Observations

Public service pension reforms: an improved structure, but impact on generosity and cost as yet unknown

Date: 10 March 2011
Authors:
Publisher: IFS

Lord Hutton's review of public service pensions contains a number of recommendations. Perhaps the three most important for both the taxpayer and the members of these schemes are:

  • Rights employees have already accrued should be honoured in full;
  • Future accrual should continue to operate on a defined benefit basis but this accrual should be based on the individual's average earnings rather than their final salary;
  • The age at which a full pension should be paid (Normal Pension Age, NPA) should be equal to the State Pension Age (SPA), with the notable exception of the armed forces, police and fire fighters.

What would the impact of a shift from final salary to career average and the planned increases to NPAs be, and what would the whole package do to the overall generosity of public service pension schemes?

Much commentary on Lord Hutton's report has asserted that career average schemes are necessarily less generous than final salary schemes. But how the generosity of a career average scheme compares to a final salary scheme will depend on how that average is calculated. Lord Hutton has proposed that earnings in each year of an individual's active membership of a public service pension scheme should be revalued in line with average earnings growth. This reform certainly makes the scheme less generous than a final salary scheme to high flyers who would see their salaries increase by more than average earnings, but it will also make the scheme more generous than a final salary scheme to those whose salary grows by less than average earnings. This change might well be deemed sensible: as Lord Hutton's interim report showed public sector workers who experience high salary growth can currently benefit from almost twice as much pension per £1 of pension contributions than those who experience low salary growth. Where these reforms would change the level of remuneration significantly the Pay Review Bodies should consider carefully whether offsetting changes in pay would be appropriate.

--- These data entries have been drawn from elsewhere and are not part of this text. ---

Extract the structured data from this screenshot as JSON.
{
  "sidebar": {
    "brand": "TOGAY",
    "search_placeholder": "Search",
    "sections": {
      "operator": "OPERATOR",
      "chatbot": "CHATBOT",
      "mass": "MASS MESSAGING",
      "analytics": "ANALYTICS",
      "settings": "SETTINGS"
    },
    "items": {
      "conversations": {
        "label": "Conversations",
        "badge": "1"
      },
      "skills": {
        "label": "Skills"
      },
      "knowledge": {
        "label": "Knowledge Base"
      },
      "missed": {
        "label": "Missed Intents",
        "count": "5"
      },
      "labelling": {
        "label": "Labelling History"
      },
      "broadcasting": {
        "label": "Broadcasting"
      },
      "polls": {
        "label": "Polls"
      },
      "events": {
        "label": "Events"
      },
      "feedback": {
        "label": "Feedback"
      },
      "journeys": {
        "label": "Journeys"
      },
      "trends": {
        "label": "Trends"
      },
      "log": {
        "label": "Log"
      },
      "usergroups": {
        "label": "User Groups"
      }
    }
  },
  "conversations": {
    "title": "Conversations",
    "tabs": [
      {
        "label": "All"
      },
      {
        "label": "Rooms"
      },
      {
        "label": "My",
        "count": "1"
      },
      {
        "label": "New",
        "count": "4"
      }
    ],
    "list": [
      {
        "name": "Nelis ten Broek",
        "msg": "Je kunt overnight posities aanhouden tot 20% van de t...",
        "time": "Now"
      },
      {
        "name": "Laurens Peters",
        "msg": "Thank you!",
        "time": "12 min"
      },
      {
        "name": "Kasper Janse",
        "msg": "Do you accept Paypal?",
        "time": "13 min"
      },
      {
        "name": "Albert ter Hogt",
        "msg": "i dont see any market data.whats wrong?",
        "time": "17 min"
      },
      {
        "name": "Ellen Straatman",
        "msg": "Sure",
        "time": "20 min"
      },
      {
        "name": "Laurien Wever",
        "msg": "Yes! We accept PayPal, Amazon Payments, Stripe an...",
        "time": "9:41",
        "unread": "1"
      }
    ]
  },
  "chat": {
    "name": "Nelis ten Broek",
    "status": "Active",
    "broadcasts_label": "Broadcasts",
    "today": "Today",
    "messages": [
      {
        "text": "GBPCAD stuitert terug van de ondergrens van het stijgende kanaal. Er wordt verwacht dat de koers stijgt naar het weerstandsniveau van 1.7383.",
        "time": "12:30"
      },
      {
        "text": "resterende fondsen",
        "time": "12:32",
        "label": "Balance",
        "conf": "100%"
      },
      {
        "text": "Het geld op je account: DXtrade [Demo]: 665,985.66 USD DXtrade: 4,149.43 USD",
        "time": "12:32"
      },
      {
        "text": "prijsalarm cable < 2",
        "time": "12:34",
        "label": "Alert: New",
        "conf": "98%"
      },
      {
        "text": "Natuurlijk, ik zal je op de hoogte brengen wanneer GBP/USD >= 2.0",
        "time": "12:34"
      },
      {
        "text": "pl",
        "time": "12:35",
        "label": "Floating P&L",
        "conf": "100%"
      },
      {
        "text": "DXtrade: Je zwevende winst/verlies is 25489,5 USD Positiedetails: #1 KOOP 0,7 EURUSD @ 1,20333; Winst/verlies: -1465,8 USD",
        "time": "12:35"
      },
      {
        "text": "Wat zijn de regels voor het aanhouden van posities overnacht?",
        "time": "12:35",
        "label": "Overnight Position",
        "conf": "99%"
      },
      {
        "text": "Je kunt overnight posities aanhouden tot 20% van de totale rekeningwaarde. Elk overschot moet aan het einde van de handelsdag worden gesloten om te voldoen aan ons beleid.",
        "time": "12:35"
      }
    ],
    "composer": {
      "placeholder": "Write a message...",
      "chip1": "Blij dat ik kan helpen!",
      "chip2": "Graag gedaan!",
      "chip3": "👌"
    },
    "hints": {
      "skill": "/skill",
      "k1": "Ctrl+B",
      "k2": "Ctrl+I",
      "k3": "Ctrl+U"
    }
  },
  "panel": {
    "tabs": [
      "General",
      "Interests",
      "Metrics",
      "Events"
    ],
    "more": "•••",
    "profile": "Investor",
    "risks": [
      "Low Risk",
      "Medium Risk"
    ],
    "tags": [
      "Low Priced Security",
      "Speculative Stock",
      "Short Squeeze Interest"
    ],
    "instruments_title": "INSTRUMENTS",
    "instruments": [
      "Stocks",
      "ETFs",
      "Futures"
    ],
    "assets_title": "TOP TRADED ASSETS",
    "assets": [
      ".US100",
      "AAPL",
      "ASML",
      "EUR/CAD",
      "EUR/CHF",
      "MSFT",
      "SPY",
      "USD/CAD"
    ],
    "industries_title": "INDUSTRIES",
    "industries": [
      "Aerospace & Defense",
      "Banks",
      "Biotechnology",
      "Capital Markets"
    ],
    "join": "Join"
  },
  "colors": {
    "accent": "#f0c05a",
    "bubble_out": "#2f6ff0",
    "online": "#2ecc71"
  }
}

The proposal to set the NPA equal to the SPA for most public sector workers does reduce the generosity of the schemes: those affected would typically have to contribute for longer to receive the same pension for fewer years. There are at least two good arguments in favour of such an increase. First, many new members of public service pension schemes already have an NPA of 65 while those who were members of such schemes before the last set of reforms came into force often have an NPA of 60. Aligning these would mean that individuals who were doing the same job, with the same pay, also accrued the same pension regardless of whether they happened to have joined the pension scheme before or after the cut off date set out in the previous reforms. Second, rising longevity led Lord Turner's Pensions Commission to recommend that the SPA should increase in future from 65 to 68 and this proposal was accepted with cross party support. Increasing the NPA in public service pension schemes would seem consistent with this decision, and there is also an attraction in aligning the ages at which an individual can start to receive their state pension and the age at which a full public service pension is available. In addition a formal link between the NPA in public service pension schemes and the SPA would mean that were future Governments to decide to increase the SPA further (presumably in the light of further increases in longevity) then the default would be that this led to an increase in the NPA in public service pensions.

Those in the uniformed services - the armed forces, police and fire fighters - are to have an NPA of 60 for future accrual rather than an NPA equal to the SPA. In some cases this also represents a substantial reduction in the generosity of these schemes (although not in the case of recent entrants to the fire fighters scheme who already face an NPA of 60) although significantly less than had their NPA been increased to the SPA. The desire to provide generous support to these individuals after they leave these careers - in particular where these careers typically can only be pursued up to a relatively young age - is understandable. What is less clear is whether more generous pensions, presumably with an expectation of early retirement, is the best way to provide such support. An alternative that might be more attractive would be to increase the NPA to the SPA for all public sector workers including those in the uniformed services and instead offer some of those leaving the uniformed services specific payments to support a transition into alterative careers. Careful targeting of such payments - for example for retraining and relocation - could offer better value for money for the taxpayer than using universally more generous pension arrangements, and were it deemed appropriate would also allow the payments to some individuals to be significantly more generous.

Overall many features of these reforms recommended by Lord Hutton are welcome. But what these reforms would do overall to the generosity of these schemes to public sector workers will not be known until a decision on other key parameters is announced. This will also affect the cost to the taxpayer of these schemes. In particular, Lord Hutton's report leaves open the choice of accrual rate in these schemes and the level of employee contributions. Once these are known we will be able to assess the extent to which the reforms are leading to an average reduction in the generosity of public service pensions (if that is the case). In addition it will be possible to calculate whether there are likely to be any overall winners - such as low flyers - from the reforms.